Blindspotting (López Estrada, 2018)

I’m over the moon about all these films this year that register BLM issues and the African-American experience in such powerful ways. Blindspotting will sit alongside works like BlacKkKlansmanBlack PantherIf Beale Street Could TalkThe Hate U Give and Life and Nothing More as a shining example of this cinema’s vital necessity in our times. It is also one of the best films of the year, and unfortunately one of the more overlooked offerings compared to the others. I haven’t heard much water cooler talk over, say, Daveed Diggs’ stirring performance as an ex-con nearing the end of his probation, or how brilliantly the film intersperses a witty sensibility within its more activist framework. When a scene as unexpected and hilarious as a hairdresser cussing out M. Night Shyamalan’s movies for making her nervous comes along, it’s very hard to pull away and remain objective. The mixture of irreverence and the joyous celebration of exuberant personalities harkens back to the lived-in quality of Spike Lee’s filmography, and one can almost imagine Lee having helmed this.

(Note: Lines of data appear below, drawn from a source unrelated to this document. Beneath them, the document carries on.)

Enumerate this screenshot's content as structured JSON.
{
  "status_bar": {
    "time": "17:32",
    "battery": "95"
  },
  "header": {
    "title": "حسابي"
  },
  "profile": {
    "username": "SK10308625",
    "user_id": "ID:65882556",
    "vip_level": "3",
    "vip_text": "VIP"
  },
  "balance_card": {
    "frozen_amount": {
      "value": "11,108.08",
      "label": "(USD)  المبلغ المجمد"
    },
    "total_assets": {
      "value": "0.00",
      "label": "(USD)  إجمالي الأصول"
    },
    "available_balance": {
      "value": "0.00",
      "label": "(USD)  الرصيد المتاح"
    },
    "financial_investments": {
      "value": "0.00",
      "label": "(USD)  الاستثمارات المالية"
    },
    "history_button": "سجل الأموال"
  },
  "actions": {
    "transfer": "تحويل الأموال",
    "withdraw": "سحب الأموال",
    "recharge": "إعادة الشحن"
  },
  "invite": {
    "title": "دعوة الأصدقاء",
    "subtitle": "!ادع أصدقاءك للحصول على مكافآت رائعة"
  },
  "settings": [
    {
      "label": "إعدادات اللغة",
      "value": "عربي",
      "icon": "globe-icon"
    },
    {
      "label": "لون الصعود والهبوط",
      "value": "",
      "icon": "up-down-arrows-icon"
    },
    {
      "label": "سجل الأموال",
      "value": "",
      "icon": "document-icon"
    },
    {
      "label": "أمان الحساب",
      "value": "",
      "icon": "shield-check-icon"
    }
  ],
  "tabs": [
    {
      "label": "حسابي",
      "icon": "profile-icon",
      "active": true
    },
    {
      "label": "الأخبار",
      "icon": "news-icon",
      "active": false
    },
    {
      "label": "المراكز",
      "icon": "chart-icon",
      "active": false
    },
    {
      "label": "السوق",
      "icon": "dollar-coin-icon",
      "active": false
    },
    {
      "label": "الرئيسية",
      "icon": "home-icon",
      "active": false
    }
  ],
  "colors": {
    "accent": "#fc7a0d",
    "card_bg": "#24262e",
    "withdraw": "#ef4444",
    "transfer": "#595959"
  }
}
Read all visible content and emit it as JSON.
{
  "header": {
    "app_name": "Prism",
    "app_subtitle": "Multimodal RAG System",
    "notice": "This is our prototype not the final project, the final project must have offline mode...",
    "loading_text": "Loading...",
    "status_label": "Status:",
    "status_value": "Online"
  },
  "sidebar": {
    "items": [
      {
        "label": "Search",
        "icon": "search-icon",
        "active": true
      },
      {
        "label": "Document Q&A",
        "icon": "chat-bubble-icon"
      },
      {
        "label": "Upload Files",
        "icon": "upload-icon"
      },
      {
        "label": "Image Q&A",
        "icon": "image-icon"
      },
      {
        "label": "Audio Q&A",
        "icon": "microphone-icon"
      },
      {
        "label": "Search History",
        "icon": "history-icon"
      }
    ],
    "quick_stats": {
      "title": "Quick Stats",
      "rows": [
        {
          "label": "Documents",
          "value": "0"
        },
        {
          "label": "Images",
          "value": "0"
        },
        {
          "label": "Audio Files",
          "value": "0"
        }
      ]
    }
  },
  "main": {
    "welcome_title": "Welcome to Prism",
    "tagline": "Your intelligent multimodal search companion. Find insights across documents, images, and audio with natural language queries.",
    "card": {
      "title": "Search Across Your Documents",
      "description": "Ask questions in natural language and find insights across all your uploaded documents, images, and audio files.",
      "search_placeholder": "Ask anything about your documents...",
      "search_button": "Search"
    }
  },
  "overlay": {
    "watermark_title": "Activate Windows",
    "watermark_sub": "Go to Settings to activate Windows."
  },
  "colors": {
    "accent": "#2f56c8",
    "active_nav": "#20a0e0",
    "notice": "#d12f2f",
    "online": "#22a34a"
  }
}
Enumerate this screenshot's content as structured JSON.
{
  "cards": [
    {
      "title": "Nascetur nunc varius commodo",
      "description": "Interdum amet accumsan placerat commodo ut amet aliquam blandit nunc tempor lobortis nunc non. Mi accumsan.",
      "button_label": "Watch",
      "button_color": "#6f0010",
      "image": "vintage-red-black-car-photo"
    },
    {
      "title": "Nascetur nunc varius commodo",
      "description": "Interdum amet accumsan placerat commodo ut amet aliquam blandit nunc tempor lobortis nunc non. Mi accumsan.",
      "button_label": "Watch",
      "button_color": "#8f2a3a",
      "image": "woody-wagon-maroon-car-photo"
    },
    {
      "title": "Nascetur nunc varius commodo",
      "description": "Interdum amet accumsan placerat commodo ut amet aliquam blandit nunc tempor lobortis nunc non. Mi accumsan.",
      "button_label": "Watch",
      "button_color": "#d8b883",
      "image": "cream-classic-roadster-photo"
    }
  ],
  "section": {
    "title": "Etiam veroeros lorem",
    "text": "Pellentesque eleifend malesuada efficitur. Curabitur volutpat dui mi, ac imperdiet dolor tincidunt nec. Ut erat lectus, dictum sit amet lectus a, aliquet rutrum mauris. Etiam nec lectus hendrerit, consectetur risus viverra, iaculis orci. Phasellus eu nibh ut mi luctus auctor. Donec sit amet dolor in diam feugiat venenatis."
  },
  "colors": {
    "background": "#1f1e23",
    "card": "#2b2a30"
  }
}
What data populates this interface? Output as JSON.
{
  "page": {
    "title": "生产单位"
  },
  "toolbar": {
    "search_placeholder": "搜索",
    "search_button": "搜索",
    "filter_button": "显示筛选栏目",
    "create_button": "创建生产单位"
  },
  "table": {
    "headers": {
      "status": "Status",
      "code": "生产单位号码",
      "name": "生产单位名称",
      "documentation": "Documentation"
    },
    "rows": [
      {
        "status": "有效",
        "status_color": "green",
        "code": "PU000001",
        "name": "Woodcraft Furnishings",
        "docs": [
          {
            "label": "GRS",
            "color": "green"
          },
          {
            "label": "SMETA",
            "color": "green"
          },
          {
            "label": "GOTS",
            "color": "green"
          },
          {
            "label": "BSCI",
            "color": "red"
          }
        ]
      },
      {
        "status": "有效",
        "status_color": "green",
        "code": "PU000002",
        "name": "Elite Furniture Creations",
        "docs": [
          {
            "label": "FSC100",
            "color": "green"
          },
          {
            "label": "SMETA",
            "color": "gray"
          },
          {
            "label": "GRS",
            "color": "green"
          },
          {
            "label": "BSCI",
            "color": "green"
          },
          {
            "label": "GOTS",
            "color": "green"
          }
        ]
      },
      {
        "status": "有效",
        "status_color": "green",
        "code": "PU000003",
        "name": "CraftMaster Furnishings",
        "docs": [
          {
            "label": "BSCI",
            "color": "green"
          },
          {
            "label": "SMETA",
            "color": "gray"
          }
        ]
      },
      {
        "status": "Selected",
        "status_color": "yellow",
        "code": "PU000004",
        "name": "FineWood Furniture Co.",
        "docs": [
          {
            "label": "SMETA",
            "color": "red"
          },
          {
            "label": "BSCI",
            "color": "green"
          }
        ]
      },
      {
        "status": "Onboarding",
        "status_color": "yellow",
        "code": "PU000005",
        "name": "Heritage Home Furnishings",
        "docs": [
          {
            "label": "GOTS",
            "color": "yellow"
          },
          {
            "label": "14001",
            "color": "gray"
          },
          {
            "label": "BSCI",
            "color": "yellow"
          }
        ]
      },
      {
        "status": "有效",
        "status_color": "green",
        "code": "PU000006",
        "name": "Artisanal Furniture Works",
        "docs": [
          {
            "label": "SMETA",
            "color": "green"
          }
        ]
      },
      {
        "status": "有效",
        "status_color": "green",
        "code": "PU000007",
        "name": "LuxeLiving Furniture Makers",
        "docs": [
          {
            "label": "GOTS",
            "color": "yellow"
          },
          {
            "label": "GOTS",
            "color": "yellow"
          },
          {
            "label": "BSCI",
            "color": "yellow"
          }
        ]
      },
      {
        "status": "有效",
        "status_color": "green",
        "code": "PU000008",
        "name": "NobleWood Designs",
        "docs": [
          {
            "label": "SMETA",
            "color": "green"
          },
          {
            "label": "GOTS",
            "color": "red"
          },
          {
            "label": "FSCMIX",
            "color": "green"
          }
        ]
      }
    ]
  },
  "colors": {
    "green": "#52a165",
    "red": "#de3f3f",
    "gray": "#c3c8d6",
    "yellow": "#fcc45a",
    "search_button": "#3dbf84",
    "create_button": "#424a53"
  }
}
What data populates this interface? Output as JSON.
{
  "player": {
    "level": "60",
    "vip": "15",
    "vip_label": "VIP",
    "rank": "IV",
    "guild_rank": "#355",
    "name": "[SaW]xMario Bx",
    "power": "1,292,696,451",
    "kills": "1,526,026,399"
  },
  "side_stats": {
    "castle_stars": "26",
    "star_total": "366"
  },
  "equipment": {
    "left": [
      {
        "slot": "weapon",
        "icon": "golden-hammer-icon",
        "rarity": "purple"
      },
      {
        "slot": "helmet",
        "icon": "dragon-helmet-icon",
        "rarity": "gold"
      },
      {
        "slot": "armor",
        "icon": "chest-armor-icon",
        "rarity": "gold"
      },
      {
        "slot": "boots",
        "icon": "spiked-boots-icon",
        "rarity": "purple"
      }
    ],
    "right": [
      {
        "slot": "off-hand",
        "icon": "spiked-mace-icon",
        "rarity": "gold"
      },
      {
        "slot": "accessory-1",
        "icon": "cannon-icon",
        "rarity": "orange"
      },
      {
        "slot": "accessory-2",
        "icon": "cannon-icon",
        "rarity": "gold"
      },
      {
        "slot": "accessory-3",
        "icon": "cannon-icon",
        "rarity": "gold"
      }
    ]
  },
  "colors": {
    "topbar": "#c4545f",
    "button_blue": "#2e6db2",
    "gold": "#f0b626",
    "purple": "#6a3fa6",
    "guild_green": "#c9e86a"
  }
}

Carlos López Estrada is no slouch, however. Bringing his extensive experience as a music video director to the table, he punctuates Blindspotting with the well-timed syncopations of an impassioned rap performance, finding grooves in which to place the collective anger and hurt of a race and let it spark. Around those grooves are the rhythmical interpolations of character and heart that gives every rap song its own distinctive flavour. Many reviewers have commented on how Shakespearean this setup is, and while that is true, it’s also very much beholden to the arcs found on some of the best hip-hop albums out there. There’s usually a gradual buildup to the grand moment of reckoning, with a song that tears into the ones that came before it in order to find even greater nuggets of truth. This is how the film ends, with Diggs being afforded the scene of his career (thus far) when he is given the opportunity to face down the evil that has bedeviled him for days. It is no coincidence that he is also facing down the camera itself, crushing that fabled divide between spectator and spectacle so that we cannot come out guiltless. Especially those who are Caucasian, such as myself.

The unforgiving bluntness of the film’s mode will put off some who favour nuance. To them I say: how else would you tell this particular story? Sometimes you need to draw the largest picture possible for people to “get” it, because if they don’t, then the cycles of racial violence and suffering will continue to balloon. Anger is how you get your point across plainly, and Blindspotting does this while offering so much more: compassion, the chance for rehabilitation, and the opportunity to make the right decisions after your own string of mistakes, among other things. It is a dialogue we need to have—and we need more people to proliferate it. A film like this will do a lot to get that conversation rolling.